The four packaging artists are very well-versed in the shipment of masterpieces. They work for the Russian company Khepri Ltd., which specializes in transporting art treasures. With a total of 50 employees, 2018 alone they transported over 1000 works of artworks to 90 locations worldwide. In the Hermitage museum in St. Petersburg, the Khepri team ensures that the loaned items – worth millions of dollars – are securely packaged for transport.
"We do not scrimp on packaging materials or use substandard products because that could endanger an irreplaceable work of art."
can be found in the Hermitage Museum.
“Transport places enormous demands on artwork. Even just slight shaking is sufficient to cause damage. Therefore, there are strict rules,” says Khepri employee Dmitry Sadovsky. If the packaging of a work of art is inadequate, the insurer won’t pay in case of damage. Many transport containers are made especially for a particular exhibition item. For example, double-walled wooden crates protect paintings from jolts and temperature fluctuations.
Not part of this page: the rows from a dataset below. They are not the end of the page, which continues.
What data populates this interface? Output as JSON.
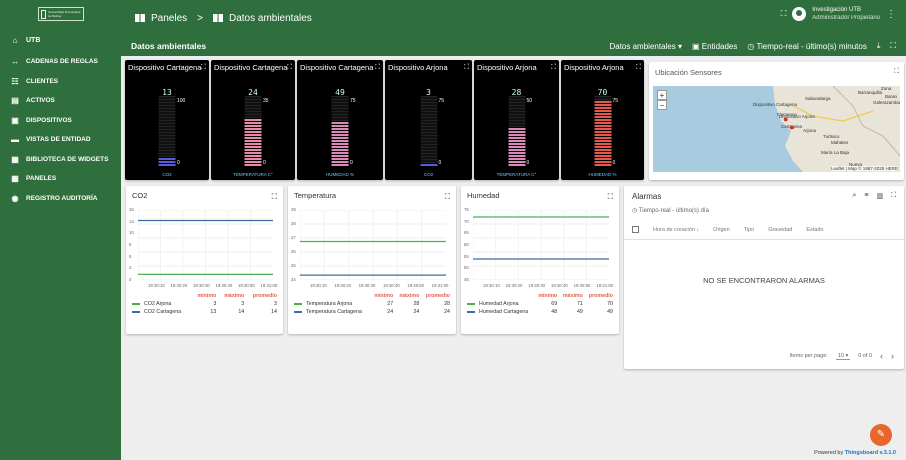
{
  "sidebar": {
    "logo_text": "Universidad Tecnológica de Bolívar",
    "items": [
      {
        "label": "UTB",
        "icon": "home-icon"
      },
      {
        "label": "CADENAS DE REGLAS",
        "icon": "rule-chain-icon"
      },
      {
        "label": "CLIENTES",
        "icon": "customers-icon"
      },
      {
        "label": "ACTIVOS",
        "icon": "assets-icon"
      },
      {
        "label": "DISPOSITIVOS",
        "icon": "devices-icon"
      },
      {
        "label": "VISTAS DE ENTIDAD",
        "icon": "entity-view-icon"
      },
      {
        "label": "BIBLIOTECA DE WIDGETS",
        "icon": "widgets-icon"
      },
      {
        "label": "PANELES",
        "icon": "dashboards-icon"
      },
      {
        "label": "REGISTRO AUDITORÍA",
        "icon": "audit-icon"
      }
    ]
  },
  "header": {
    "crumb1": "Paneles",
    "sep": ">",
    "crumb2": "Datos ambientales",
    "user_name": "Investigación UTB",
    "user_role": "Administrador Propietario"
  },
  "toolbar": {
    "title": "Datos ambientales",
    "state": "Datos ambientales ▾",
    "entities": "Entidades",
    "time": "Tiempo-real - último(s) minutos"
  },
  "devices": [
    {
      "title": "Dispositivo Cartagena",
      "value": "13",
      "max": "100",
      "caption": "CO2",
      "fill": 0.13,
      "color": "#5b5bd6"
    },
    {
      "title": "Dispositivo Cartagena",
      "value": "24",
      "max": "35",
      "caption": "TEMPERATURA C°",
      "fill": 0.69,
      "color": "#e58aa8"
    },
    {
      "title": "Dispositivo Cartagena",
      "value": "49",
      "max": "75",
      "caption": "HUMEDAD %",
      "fill": 0.65,
      "color": "#d98ab8"
    },
    {
      "title": "Dispositivo Arjona",
      "value": "3",
      "max": "75",
      "caption": "CO2",
      "fill": 0.04,
      "color": "#5b5bd6"
    },
    {
      "title": "Dispositivo Arjona",
      "value": "28",
      "max": "50",
      "caption": "TEMPERATURA C°",
      "fill": 0.56,
      "color": "#d98ab8"
    },
    {
      "title": "Dispositivo Arjona",
      "value": "70",
      "max": "75",
      "caption": "HUMEDAD %",
      "fill": 0.93,
      "color": "#e4574f"
    }
  ],
  "map": {
    "title": "Ubicación Sensores",
    "zoom_in": "+",
    "zoom_out": "−",
    "labels": [
      "Dispositivo Cartagena",
      "Dispositivo Arjona",
      "Sabanalarga",
      "Barranquilla",
      "Cartagena",
      "María La Baja",
      "Turbaco",
      "Arjona",
      "Mahates",
      "Nueva",
      "Zona",
      "Baran",
      "Flamenco",
      "Galerazamba"
    ],
    "attribution": "Leaflet | Map © 1987-2025 HERE"
  },
  "charts": [
    {
      "title": "CO2",
      "legend_head": [
        "mínimo",
        "máximo",
        "promedio"
      ],
      "rows": [
        {
          "name": "CO2 Arjona",
          "min": "3",
          "max": "3",
          "avg": "3",
          "color": "#4caf50"
        },
        {
          "name": "CO2 Cartagena",
          "min": "13",
          "max": "14",
          "avg": "14",
          "color": "#3a6ea5"
        }
      ],
      "yticks": [
        "15",
        "13",
        "10",
        "8",
        "5",
        "3",
        "0"
      ],
      "xticks": [
        "19:30:10",
        "19:30:20",
        "19:30:30",
        "19:30:40",
        "19:30:50",
        "19:31:00"
      ]
    },
    {
      "title": "Temperatura",
      "legend_head": [
        "mínimo",
        "máximo",
        "promedio"
      ],
      "rows": [
        {
          "name": "Temperatura Arjona",
          "min": "27",
          "max": "28",
          "avg": "28",
          "color": "#4caf50"
        },
        {
          "name": "Temperatura Cartagena",
          "min": "24",
          "max": "24",
          "avg": "24",
          "color": "#3a6ea5"
        }
      ],
      "yticks": [
        "29",
        "28",
        "27",
        "26",
        "25",
        "24"
      ],
      "xticks": [
        "19:30:10",
        "19:30:20",
        "19:30:30",
        "19:30:40",
        "19:30:50",
        "19:31:00"
      ]
    },
    {
      "title": "Humedad",
      "legend_head": [
        "mínimo",
        "máximo",
        "promedio"
      ],
      "rows": [
        {
          "name": "Humedad Arjona",
          "min": "69",
          "max": "71",
          "avg": "70",
          "color": "#4caf50"
        },
        {
          "name": "Humedad Cartagena",
          "min": "48",
          "max": "49",
          "avg": "49",
          "color": "#3a6ea5"
        }
      ],
      "yticks": [
        "75",
        "70",
        "65",
        "60",
        "55",
        "50",
        "45"
      ],
      "xticks": [
        "19:30:10",
        "19:30:20",
        "19:30:30",
        "19:30:40",
        "19:30:50",
        "19:31:00"
      ]
    }
  ],
  "alarms": {
    "title": "Alarmas",
    "sub": "Tiempo-real - último(s) día",
    "cols": [
      "Hora de creación ↓",
      "Origen",
      "Tipo",
      "Gravedad",
      "Estado"
    ],
    "empty": "NO SE ENCONTRARON ALARMAS",
    "per_page": "Items per page:",
    "per_page_val": "10",
    "range": "0 of 0"
  },
  "footer": {
    "prefix": "Powered by ",
    "brand": "Thingsboard v.3.1.0"
  }
}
tesa® adhesive tapes make it possible to optimally secure the works of art in their containers. “Even old frames are protected with tesa® masking tape. Costly damage can be prevented this way,” explains Dmitry Sadovsky. The packaging professionals have had negative experiences with the tapes of other manufacturers. “When removing cover tape strips, wooden pieces were often also pulled off, which then had to be painstakingly reconstructed. Since we started using tesa® that doesn’t happen to us anymore!”
The State Hermitage Museum consists of five buildings covering a total of 233,354 square meters. This corresponds to an area of nearly 33 soccer fields! For about 250 years, museum cats have been pussyfooting around the premises, guarding over three million art treasures. Empress Elizabeth Petrovna, daughter of Peter the Great, once had cats brought into the palace in order to combat the rat and mouse plague. As the Winter Palace was converted into a museum by Empress Catherine II in 1764, the feline museum guards were allowed to stay.